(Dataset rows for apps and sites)
● ● ● ● ●

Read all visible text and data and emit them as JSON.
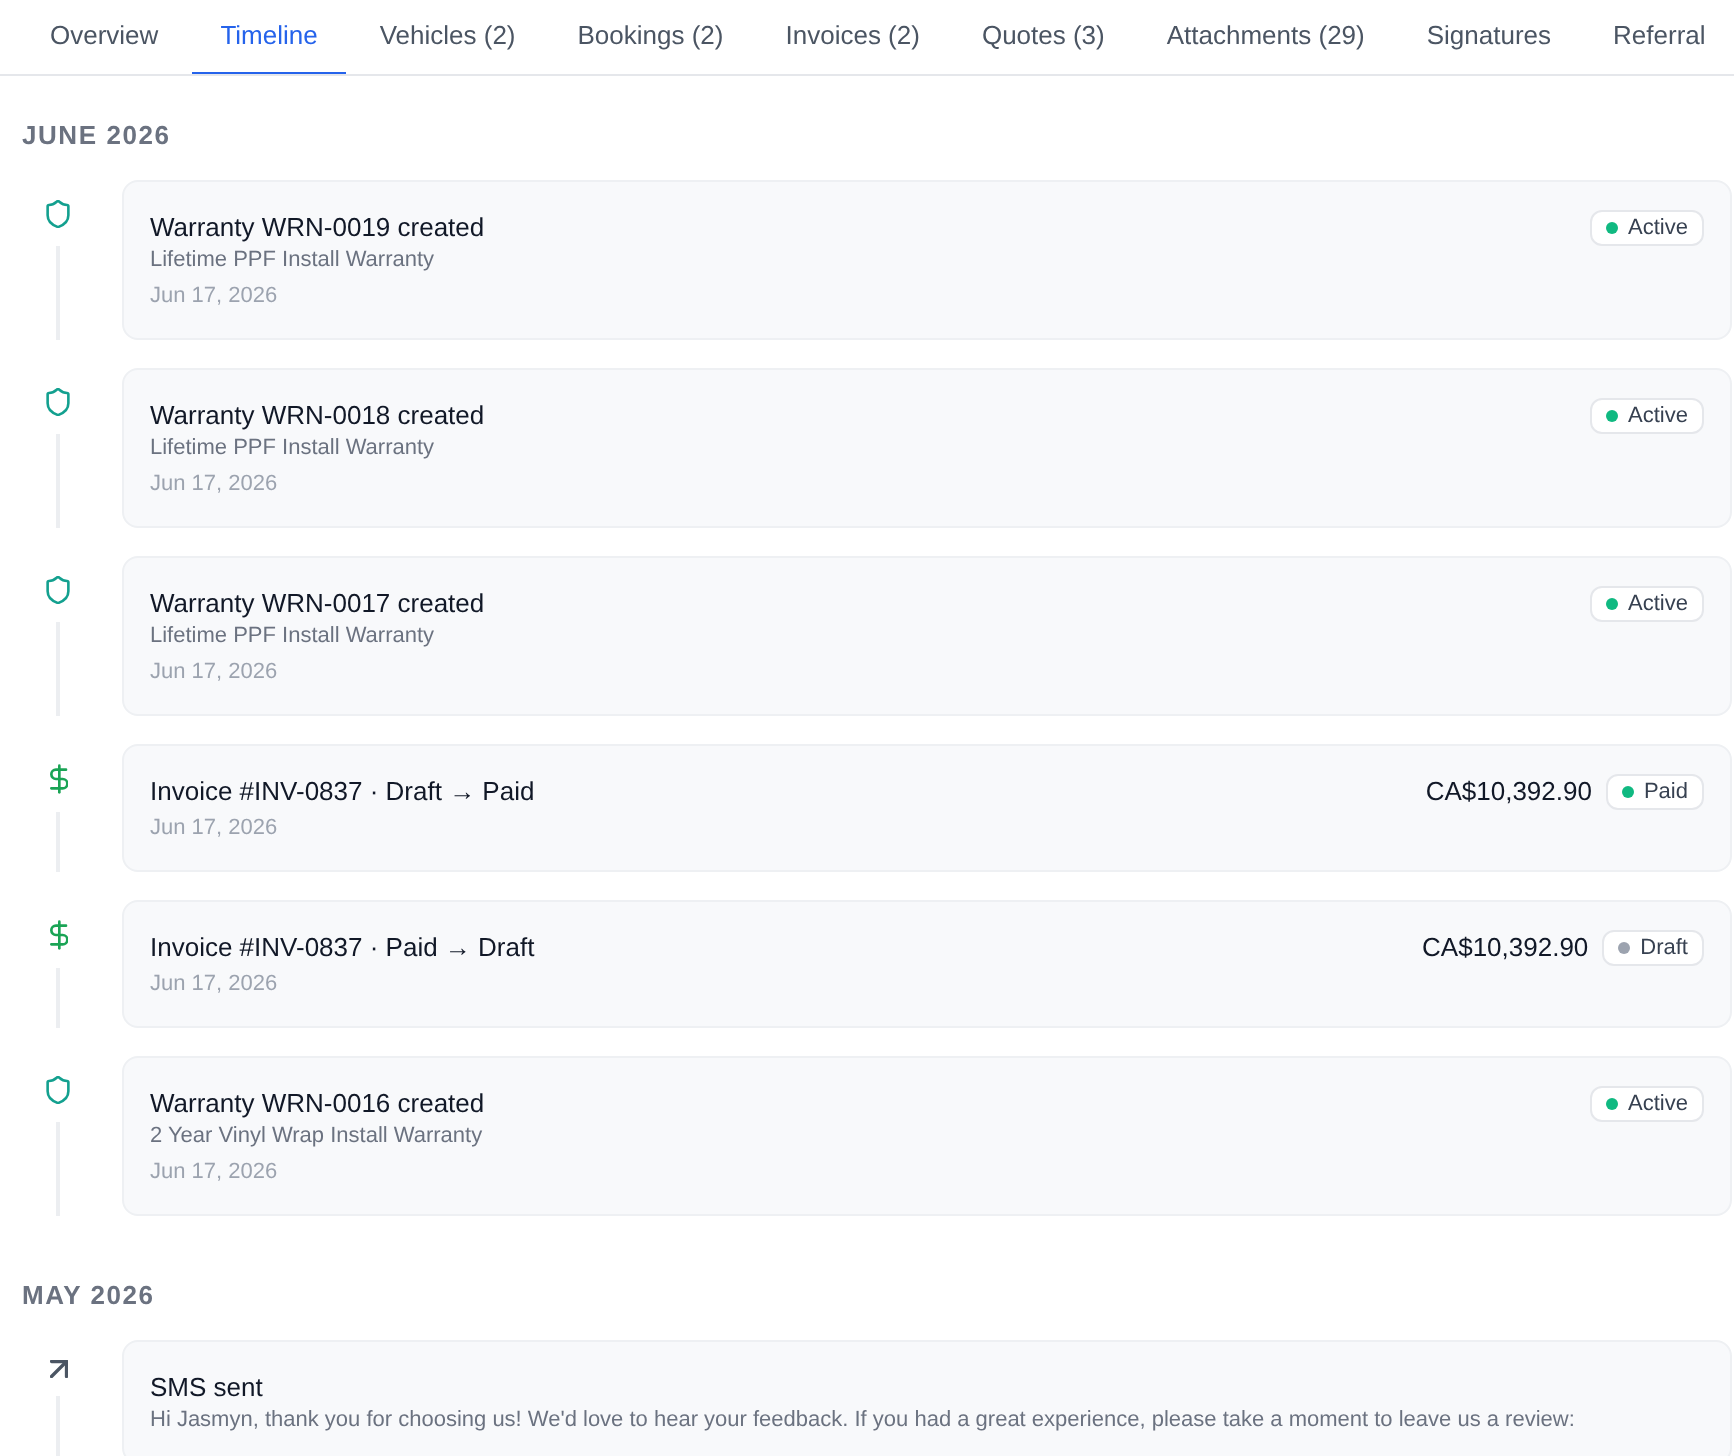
{
  "tabs": [
    {
      "label": "Overview",
      "selected": false
    },
    {
      "label": "Timeline",
      "selected": true
    },
    {
      "label": "Vehicles (2)",
      "selected": false
    },
    {
      "label": "Bookings (2)",
      "selected": false
    },
    {
      "label": "Invoices (2)",
      "selected": false
    },
    {
      "label": "Quotes (3)",
      "selected": false
    },
    {
      "label": "Attachments (29)",
      "selected": false
    },
    {
      "label": "Signatures",
      "selected": false
    },
    {
      "label": "Referral",
      "selected": false
    }
  ],
  "timeline": [
    {
      "heading": "JUNE 2026",
      "events": [
        {
          "kind": "warranty",
          "title": "Warranty WRN-0019 created",
          "subtitle": "Lifetime PPF Install Warranty",
          "date": "Jun 17, 2026",
          "status": {
            "label": "Active",
            "color": "#10b981"
          }
        },
        {
          "kind": "warranty",
          "title": "Warranty WRN-0018 created",
          "subtitle": "Lifetime PPF Install Warranty",
          "date": "Jun 17, 2026",
          "status": {
            "label": "Active",
            "color": "#10b981"
          }
        },
        {
          "kind": "warranty",
          "title": "Warranty WRN-0017 created",
          "subtitle": "Lifetime PPF Install Warranty",
          "date": "Jun 17, 2026",
          "status": {
            "label": "Active",
            "color": "#10b981"
          }
        },
        {
          "kind": "invoice",
          "title": "Invoice #INV-0837 · Draft → Paid",
          "date": "Jun 17, 2026",
          "amount": "CA$10,392.90",
          "status": {
            "label": "Paid",
            "color": "#10b981"
          }
        },
        {
          "kind": "invoice",
          "title": "Invoice #INV-0837 · Paid → Draft",
          "date": "Jun 17, 2026",
          "amount": "CA$10,392.90",
          "status": {
            "label": "Draft",
            "color": "#9ca3af"
          }
        },
        {
          "kind": "warranty",
          "title": "Warranty WRN-0016 created",
          "subtitle": "2 Year Vinyl Wrap Install Warranty",
          "date": "Jun 17, 2026",
          "status": {
            "label": "Active",
            "color": "#10b981"
          }
        }
      ]
    },
    {
      "heading": "MAY 2026",
      "events": [
        {
          "kind": "sms",
          "title": "SMS sent",
          "subtitle": "Hi Jasmyn, thank you for choosing us! We'd love to hear your feedback. If you had a great experience, please take a moment to leave us a review:"
        }
      ]
    }
  ]
}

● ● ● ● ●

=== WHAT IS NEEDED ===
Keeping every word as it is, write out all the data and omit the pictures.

=== RESPONSE BOX ===
Read all visible text and data and emit them as JSON.
{
  "tabs": [
    {
      "label": "Overview",
      "selected": false
    },
    {
      "label": "Timeline",
      "selected": true
    },
    {
      "label": "Vehicles (2)",
      "selected": false
    },
    {
      "label": "Bookings (2)",
      "selected": false
    },
    {
      "label": "Invoices (2)",
      "selected": false
    },
    {
      "label": "Quotes (3)",
      "selected": false
    },
    {
      "label": "Attachments (29)",
      "selected": false
    },
    {
      "label": "Signatures",
      "selected": false
    },
    {
      "label": "Referral",
      "selected": false
    }
  ],
  "timeline": [
    {
      "heading": "JUNE 2026",
      "events": [
        {
          "kind": "warranty",
          "title": "Warranty WRN-0019 created",
          "subtitle": "Lifetime PPF Install Warranty",
          "date": "Jun 17, 2026",
          "status": {
            "label": "Active",
            "color": "#10b981"
          }
        },
        {
          "kind": "warranty",
          "title": "Warranty WRN-0018 created",
          "subtitle": "Lifetime PPF Install Warranty",
          "date": "Jun 17, 2026",
          "status": {
            "label": "Active",
            "color": "#10b981"
          }
        },
        {
          "kind": "warranty",
          "title": "Warranty WRN-0017 created",
          "subtitle": "Lifetime PPF Install Warranty",
          "date": "Jun 17, 2026",
          "status": {
            "label": "Active",
            "color": "#10b981"
          }
        },
        {
          "kind": "invoice",
          "title": "Invoice #INV-0837 · Draft → Paid",
          "date": "Jun 17, 2026",
          "amount": "CA$10,392.90",
          "status": {
            "label": "Paid",
            "color": "#10b981"
          }
        },
        {
          "kind": "invoice",
          "title": "Invoice #INV-0837 · Paid → Draft",
          "date": "Jun 17, 2026",
          "amount": "CA$10,392.90",
          "status": {
            "label": "Draft",
            "color": "#9ca3af"
          }
        },
        {
          "kind": "warranty",
          "title": "Warranty WRN-0016 created",
          "subtitle": "2 Year Vinyl Wrap Install Warranty",
          "date": "Jun 17, 2026",
          "status": {
            "label": "Active",
            "color": "#10b981"
          }
        }
      ]
    },
    {
      "heading": "MAY 2026",
      "events": [
        {
          "kind": "sms",
          "title": "SMS sent",
          "subtitle": "Hi Jasmyn, thank you for choosing us! We'd love to hear your feedback. If you had a great experience, please take a moment to leave us a review:"
        }
      ]
    }
  ]
}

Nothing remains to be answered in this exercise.